▶ [The task] Using the listing below, count the lines in which "desc" appears; give the count alone.

▶ [Study material]
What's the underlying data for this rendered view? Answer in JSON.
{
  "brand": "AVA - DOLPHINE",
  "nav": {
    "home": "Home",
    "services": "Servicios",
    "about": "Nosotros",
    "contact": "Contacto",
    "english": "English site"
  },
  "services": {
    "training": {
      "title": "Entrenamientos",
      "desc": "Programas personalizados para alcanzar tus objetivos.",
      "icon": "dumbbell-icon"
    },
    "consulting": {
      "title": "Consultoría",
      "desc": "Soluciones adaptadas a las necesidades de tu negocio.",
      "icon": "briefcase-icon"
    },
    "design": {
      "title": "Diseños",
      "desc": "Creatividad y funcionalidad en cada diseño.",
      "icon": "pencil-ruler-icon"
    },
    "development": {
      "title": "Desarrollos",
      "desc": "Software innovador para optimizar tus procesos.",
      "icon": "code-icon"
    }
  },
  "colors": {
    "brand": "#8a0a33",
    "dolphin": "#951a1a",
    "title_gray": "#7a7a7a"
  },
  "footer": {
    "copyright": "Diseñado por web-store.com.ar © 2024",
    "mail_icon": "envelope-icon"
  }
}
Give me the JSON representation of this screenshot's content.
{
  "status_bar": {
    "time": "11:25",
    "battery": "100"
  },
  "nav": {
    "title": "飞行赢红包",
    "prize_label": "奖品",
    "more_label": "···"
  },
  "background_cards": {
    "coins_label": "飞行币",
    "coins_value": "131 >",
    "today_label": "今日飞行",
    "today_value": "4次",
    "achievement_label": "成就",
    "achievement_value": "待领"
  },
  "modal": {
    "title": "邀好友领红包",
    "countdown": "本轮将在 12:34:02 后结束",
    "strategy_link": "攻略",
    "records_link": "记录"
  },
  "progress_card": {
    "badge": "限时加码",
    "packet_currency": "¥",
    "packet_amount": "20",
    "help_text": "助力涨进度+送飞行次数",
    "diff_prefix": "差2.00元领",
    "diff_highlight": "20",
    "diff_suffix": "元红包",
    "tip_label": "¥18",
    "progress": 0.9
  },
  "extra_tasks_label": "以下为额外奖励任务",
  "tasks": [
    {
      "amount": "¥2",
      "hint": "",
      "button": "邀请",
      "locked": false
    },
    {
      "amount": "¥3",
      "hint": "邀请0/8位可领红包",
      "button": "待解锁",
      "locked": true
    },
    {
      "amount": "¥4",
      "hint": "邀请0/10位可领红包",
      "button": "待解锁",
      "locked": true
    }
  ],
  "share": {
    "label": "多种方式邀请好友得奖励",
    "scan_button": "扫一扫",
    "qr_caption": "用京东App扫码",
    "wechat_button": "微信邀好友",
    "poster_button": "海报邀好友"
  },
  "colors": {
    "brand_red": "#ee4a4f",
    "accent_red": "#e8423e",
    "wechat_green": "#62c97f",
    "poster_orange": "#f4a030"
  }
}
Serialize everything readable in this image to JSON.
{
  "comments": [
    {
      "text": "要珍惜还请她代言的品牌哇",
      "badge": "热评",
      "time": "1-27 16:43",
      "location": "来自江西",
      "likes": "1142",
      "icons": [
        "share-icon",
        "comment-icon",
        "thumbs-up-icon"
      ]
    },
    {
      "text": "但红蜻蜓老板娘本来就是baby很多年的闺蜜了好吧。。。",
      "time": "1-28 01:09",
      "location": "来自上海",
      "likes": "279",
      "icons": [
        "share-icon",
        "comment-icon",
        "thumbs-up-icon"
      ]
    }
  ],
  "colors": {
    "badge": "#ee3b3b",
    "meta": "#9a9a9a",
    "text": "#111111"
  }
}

▶ [Result] 4